Give only the number of lines in the records that include "Kanallar".

* * *

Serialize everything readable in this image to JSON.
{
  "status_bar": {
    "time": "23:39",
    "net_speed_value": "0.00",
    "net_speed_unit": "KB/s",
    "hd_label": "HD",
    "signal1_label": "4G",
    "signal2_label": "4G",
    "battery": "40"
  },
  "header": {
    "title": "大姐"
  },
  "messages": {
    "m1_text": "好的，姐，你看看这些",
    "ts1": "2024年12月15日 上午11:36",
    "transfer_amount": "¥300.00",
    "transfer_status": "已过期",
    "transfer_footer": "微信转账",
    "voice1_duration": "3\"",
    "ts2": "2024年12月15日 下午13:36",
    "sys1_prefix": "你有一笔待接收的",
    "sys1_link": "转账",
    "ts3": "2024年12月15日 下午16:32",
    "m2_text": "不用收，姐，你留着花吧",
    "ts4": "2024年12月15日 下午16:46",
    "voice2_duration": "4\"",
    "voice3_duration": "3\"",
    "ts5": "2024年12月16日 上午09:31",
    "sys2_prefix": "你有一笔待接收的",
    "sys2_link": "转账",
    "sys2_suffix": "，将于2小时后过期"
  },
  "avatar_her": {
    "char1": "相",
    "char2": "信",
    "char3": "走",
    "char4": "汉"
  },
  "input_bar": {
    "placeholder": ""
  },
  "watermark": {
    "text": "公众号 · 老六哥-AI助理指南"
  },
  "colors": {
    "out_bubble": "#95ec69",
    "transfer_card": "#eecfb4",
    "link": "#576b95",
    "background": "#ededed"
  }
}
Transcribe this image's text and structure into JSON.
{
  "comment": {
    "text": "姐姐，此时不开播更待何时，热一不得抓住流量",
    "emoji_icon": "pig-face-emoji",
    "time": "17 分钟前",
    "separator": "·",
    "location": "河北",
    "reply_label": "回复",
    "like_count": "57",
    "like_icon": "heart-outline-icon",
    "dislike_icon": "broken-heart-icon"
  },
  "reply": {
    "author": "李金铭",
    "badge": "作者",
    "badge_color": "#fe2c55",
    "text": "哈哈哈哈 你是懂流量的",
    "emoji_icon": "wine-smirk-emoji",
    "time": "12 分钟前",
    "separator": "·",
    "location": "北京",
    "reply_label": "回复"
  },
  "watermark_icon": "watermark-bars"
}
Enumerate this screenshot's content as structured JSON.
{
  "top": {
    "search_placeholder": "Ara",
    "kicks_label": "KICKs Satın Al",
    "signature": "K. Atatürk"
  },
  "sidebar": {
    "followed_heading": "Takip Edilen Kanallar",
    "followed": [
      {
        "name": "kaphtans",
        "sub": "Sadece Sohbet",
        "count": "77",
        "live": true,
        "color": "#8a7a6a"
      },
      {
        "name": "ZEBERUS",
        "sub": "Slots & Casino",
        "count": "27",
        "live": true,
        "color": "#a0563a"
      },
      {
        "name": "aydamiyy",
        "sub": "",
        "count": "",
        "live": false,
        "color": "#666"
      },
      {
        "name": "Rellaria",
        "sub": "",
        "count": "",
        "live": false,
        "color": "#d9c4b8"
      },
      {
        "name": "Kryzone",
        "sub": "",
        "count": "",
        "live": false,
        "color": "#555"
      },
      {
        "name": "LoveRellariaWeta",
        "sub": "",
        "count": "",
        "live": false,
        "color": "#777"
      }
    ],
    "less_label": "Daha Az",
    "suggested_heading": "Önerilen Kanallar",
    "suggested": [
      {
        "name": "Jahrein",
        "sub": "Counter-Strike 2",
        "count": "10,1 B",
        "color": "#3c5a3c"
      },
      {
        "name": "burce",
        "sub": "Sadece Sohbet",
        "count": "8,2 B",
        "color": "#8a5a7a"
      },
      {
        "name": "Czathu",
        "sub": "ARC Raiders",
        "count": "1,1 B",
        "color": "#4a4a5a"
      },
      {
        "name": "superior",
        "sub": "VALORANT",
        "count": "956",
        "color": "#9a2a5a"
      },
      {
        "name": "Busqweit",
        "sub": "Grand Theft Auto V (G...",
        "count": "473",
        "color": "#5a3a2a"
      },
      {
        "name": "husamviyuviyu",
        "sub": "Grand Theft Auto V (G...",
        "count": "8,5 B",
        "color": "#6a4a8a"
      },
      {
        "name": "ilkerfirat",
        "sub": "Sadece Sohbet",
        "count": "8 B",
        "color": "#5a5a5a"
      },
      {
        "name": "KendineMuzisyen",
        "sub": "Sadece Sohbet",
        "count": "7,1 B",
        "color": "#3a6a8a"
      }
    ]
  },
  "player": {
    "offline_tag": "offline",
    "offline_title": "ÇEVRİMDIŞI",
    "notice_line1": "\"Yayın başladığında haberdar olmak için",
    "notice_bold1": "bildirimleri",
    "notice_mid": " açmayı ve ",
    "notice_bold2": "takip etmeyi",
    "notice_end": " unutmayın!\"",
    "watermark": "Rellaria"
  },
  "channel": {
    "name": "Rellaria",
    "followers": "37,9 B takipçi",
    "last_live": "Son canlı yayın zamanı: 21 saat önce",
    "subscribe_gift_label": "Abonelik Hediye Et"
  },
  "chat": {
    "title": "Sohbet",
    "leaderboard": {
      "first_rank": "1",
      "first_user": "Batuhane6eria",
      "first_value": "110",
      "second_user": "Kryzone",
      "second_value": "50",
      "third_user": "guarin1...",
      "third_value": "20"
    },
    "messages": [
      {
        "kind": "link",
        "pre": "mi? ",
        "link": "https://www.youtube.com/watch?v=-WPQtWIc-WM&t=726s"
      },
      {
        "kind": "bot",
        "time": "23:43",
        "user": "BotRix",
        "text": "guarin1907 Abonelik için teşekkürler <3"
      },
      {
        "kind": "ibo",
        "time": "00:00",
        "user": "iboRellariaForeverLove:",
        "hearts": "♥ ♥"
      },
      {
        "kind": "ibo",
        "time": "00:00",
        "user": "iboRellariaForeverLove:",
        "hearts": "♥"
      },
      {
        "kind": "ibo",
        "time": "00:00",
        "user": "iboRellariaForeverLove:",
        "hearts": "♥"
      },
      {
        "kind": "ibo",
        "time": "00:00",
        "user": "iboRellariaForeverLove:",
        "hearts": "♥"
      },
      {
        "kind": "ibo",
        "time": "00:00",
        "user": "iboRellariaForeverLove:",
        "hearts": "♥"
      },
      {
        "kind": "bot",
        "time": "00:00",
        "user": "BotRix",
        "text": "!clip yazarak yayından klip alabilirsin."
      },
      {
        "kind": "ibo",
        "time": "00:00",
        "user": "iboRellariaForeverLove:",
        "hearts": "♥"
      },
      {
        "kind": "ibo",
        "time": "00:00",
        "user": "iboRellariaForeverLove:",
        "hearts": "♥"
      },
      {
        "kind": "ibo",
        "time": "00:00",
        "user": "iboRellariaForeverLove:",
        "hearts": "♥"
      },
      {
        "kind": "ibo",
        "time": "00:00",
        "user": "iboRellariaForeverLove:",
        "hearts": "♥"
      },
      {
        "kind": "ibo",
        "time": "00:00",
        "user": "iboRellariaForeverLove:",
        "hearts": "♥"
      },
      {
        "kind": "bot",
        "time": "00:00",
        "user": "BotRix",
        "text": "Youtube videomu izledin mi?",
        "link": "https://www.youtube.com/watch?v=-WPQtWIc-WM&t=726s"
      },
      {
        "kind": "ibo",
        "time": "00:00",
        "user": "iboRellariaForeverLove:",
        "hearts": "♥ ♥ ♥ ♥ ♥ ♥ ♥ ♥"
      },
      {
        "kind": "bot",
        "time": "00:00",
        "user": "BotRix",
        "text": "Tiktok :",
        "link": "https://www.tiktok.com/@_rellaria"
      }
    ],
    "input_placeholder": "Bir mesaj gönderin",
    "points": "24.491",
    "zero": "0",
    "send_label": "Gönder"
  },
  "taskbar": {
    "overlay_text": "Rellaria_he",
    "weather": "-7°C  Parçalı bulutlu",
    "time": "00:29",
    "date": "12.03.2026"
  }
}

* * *

--- RESULT OF THE EXERCISE ---
2